Deshmukh promised “stringent action” against the assailants but the mood across Mumbai was not so optimistic.

Watch the front page at The Times of India for the latest updates.


Hat tip: JD.

3 comments:

sarcatrist said...

This is the statement being made on behalf of Hindustan Unilever Limited

We wish to confirm that the Unilever Group CEO Mr. Patrick Cescau, the Unilever CEO-elect Paul Polman and the HUL Management team including HUL Chairman, Mr. Harish Manwani and HUL CEO Mr Nitin Paranjpe, who were at the Taj Hotel (Mumbai) yesterday, had left the hotel last night (November 26th) itself and they are all safe and accounted for.

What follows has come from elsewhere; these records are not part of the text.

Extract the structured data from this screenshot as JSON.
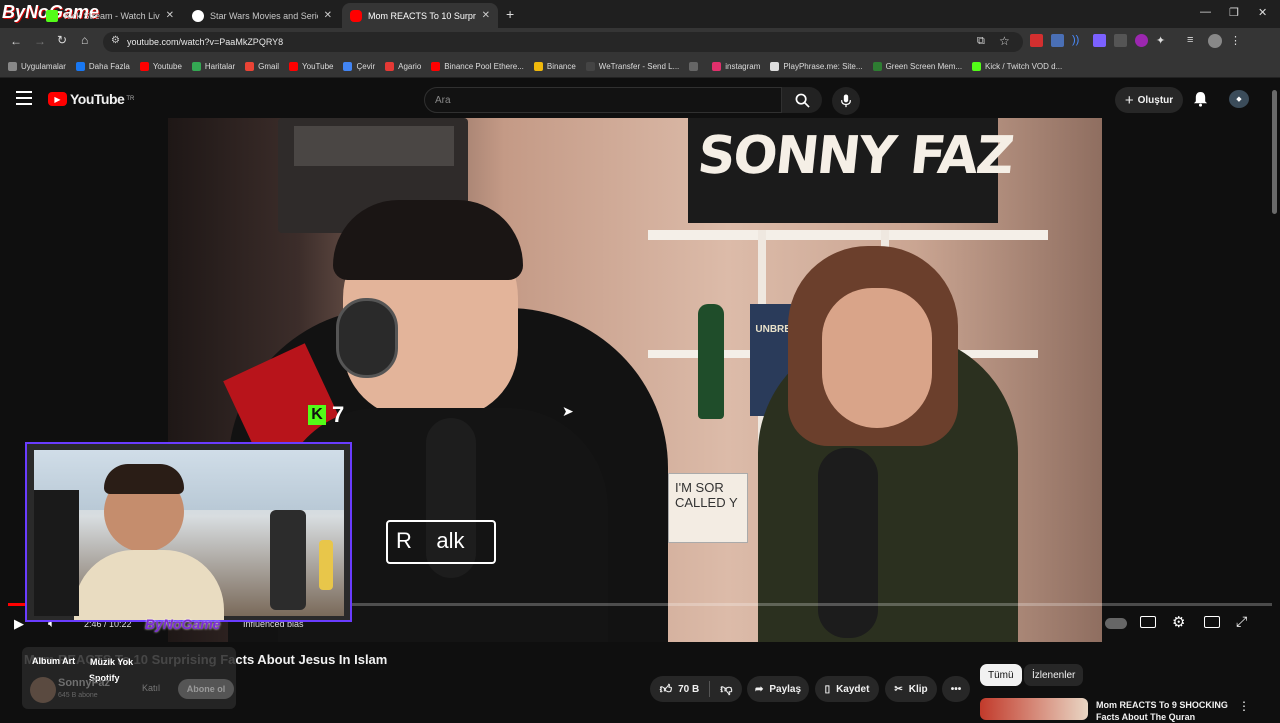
{
  "browser": {
    "tabs": [
      {
        "title": "Kick Stream - Watch Live",
        "color": "#53fc18"
      },
      {
        "title": "Star Wars Movies and Series Vi",
        "color": "#ffffff"
      },
      {
        "title": "Mom REACTS To 10 Surprising",
        "color": "#ff0000"
      }
    ],
    "watermark": "ByNoGame",
    "url": "youtube.com/watch?v=PaaMkZPQRY8",
    "bookmarks": [
      {
        "label": "Uygulamalar",
        "color": "#888"
      },
      {
        "label": "Daha Fazla",
        "color": "#1877f2"
      },
      {
        "label": "Youtube",
        "color": "#ff0000"
      },
      {
        "label": "Haritalar",
        "color": "#34a853"
      },
      {
        "label": "Gmail",
        "color": "#ea4335"
      },
      {
        "label": "YouTube",
        "color": "#ff0000"
      },
      {
        "label": "Çevir",
        "color": "#4285f4"
      },
      {
        "label": "Agario",
        "color": "#e53935"
      },
      {
        "label": "Binance Pool Ethere...",
        "color": "#ff0000"
      },
      {
        "label": "Binance",
        "color": "#f0b90b"
      },
      {
        "label": "WeTransfer - Send L...",
        "color": "#444"
      },
      {
        "label": "",
        "color": "#666"
      },
      {
        "label": "instagram",
        "color": "#e1306c"
      },
      {
        "label": "PlayPhrase.me: Site...",
        "color": "#ddd"
      },
      {
        "label": "Green Screen Mem...",
        "color": "#2e7d32"
      },
      {
        "label": "Kick / Twitch VOD d...",
        "color": "#53fc18"
      }
    ]
  },
  "youtube": {
    "logo": "YouTube",
    "logo_country": "TR",
    "search_placeholder": "Ara",
    "create_label": "Oluştur",
    "video_title": "Mom REACTS To 10 Surprising Facts About Jesus In Islam",
    "channel": "SonnyFaz",
    "subscribers": "645 B abone",
    "join_label": "Katıl",
    "subscribe_label": "Abone ol",
    "likes": "70 B",
    "share_label": "Paylaş",
    "save_label": "Kaydet",
    "clip_label": "Klip",
    "time": "2:46 / 10:22",
    "chapter": "Influenced bias",
    "progress_fraction": 0.02,
    "chips": [
      {
        "label": "Tümü"
      },
      {
        "label": "İzlenenler"
      }
    ],
    "up_next_title": "Mom REACTS To 9 SHOCKING Facts About The Quran"
  },
  "video": {
    "sign": "SONNY FAZ",
    "mic_sign": "R    alk",
    "kick_count": "7",
    "book_title": "UNBREAKABLE",
    "wall_sign": "I'M SOR CALLED Y"
  },
  "overlay": {
    "spotify_album": "Album Art",
    "spotify_status": "Müzik Yok",
    "spotify_app": "Spotify",
    "nameplate": "ByNoGame"
  }
}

Our thoughts are with all those who have been affected by these unfortunate events.

For any more clarifications do email at nimesh@windchimes.co.in

Czechmade said...

India should make use of their two Guantanamo bases: Pakistan and Bangladesh.

thll said...

Don't see any mention of the 'I' or 'M' words - a bit like the BBC news this morning when it gave its take on the incident.